Offering this very rare Maier Beer Pale Dry Brew 102 lighted sign. The sign has flaws, as you can see, but overall it has perfect patina and still lights up. Own a piece of early Los Angeles Breweriana – The Pale Dry “102” was around from the late 1940’s to 1972 – this sign is believed to be from the 1950’s. Dimensions of the sign approximately 48″ long x 6.5″ wide x 4.5 deep. The sign appears to be all original with no signs of any restoration. The metal on/off chain is working as well. Some interesting history I was able to find online: Maier and Eastside both struggled during Prohibition. Like many American breweries, they survived the dry spell by producing soft drinks and “near beer”beer that squeaked under the 0.5% alcohol by volume (ABV) limit imposed by the Volstead Act. Some breweries supplemented their legal activities with illicit brewing. On March 30, 1932, federal agents raided the Maier Brewery and discovered what they called “unshakeable evidence” that the facility had been producing full strength, 4% ABV beer. Prohibition officers arrested Maier’s sales manager and one of his employees. Maier denied knowledge of the illicit brew, but authorities seized the brewing equipment and bottling plant. Maier would not regain control of his business from a court-appointed receiver until 1940, seven years after Prohibition ended. For Maier’s rival, the end of Prohibition was a happier time. A full repeal of Prohibition came less than a year later with the ratification of the Twenty-first Amendment. Both breweries prospered through the Second World War and in the years immediately after. Upon the advice of advertising executives, the Maier Brewing Company rebranded its original pale lager as Brew 102advertisements suggested that the brewery had tried 101 unsuccessful recipes before settling on the “new” brewand positioned it as a cheap beer for the working class. The marketing strategy worked. With demand surging, Maier replaced its old, brick brewery with a new, industrial complex. Eventually, intense postwar competition with Anheuser-Busch and other national brewers led to the L. Pabst, in a race with other national brewers to expand first to the West Coast, opened a new plant next door to the old Eastside brewery and began making its Pabst Blue Ribbon lager in 1953. Rival brewers Anheuser-Busch and Schlitz both followed in 1954 by opening large industrial breweries in Van Nuys. Under new ownership, the brewery located atop the historic Indian village continued to make Brew 102 until 1972, when the plant closed. Although it was finally demolished in 1985 for the construction of the El Monte Busway, its mammoth footprint is still evident in the sudden curve that northbound motorists negotiate on the 101 freeway just before Alameda Street.

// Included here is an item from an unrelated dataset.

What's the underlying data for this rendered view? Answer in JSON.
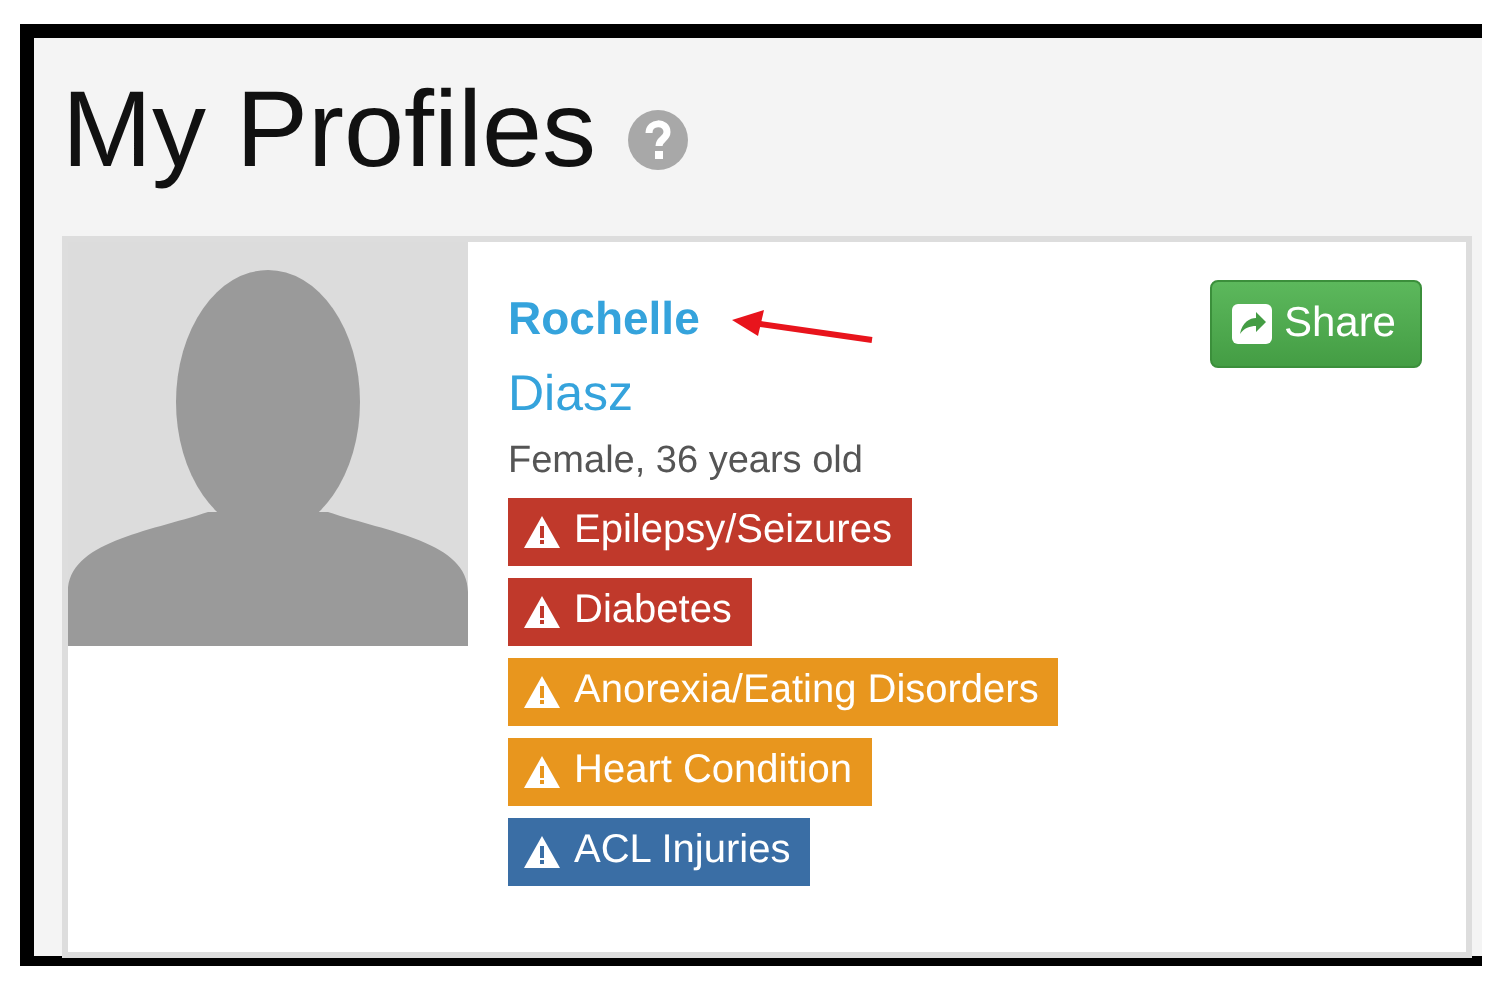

The item “Vintage BREW 102 Lighted Can Sign Maier Brewing Los Angeles Not Neon Beer WORKS” is in sale since Monday, November 14, 2016. This item is in the category “Collectibles\Breweriana, Beer\Signs & Tins\Other Beer Signs & Tins”. The seller is “ricketyswank2″ and is located in Fallbrook, California. This item can be shipped to United States, to Canada, to United Kingdom, DK, RO, SK, BG, CZ, FI, HU, LV, LT, MT, EE, to Australia, GR, PT, CY, SI, to Japan, to China, SE, KR, ID, to Taiwan, TH, to Belgium, to France, to Hong Kong, to Ireland, to Netherlands, PL, to Spain, to Italy, to Germany, to Austria, RU, IL, to Mexico, to New Zealand, PH, SG, to Switzerland, NO, UA, AE, QA, KW, BH, HR, MY, CL, CO, CR, PA, TT, GT, HN, JM, AG, AW, BZ, DM, GD, KN, LC, MS, TC, BB, BD, BM, BN, BO, EC, EG, GF, GG, GI, GP, IS, JE, JO, KH, KY, LI, LK, LU, MC, MO, MQ, MV, NI, OM, PE, PK, PY, RE.
- Country/Region of Manufacture: United States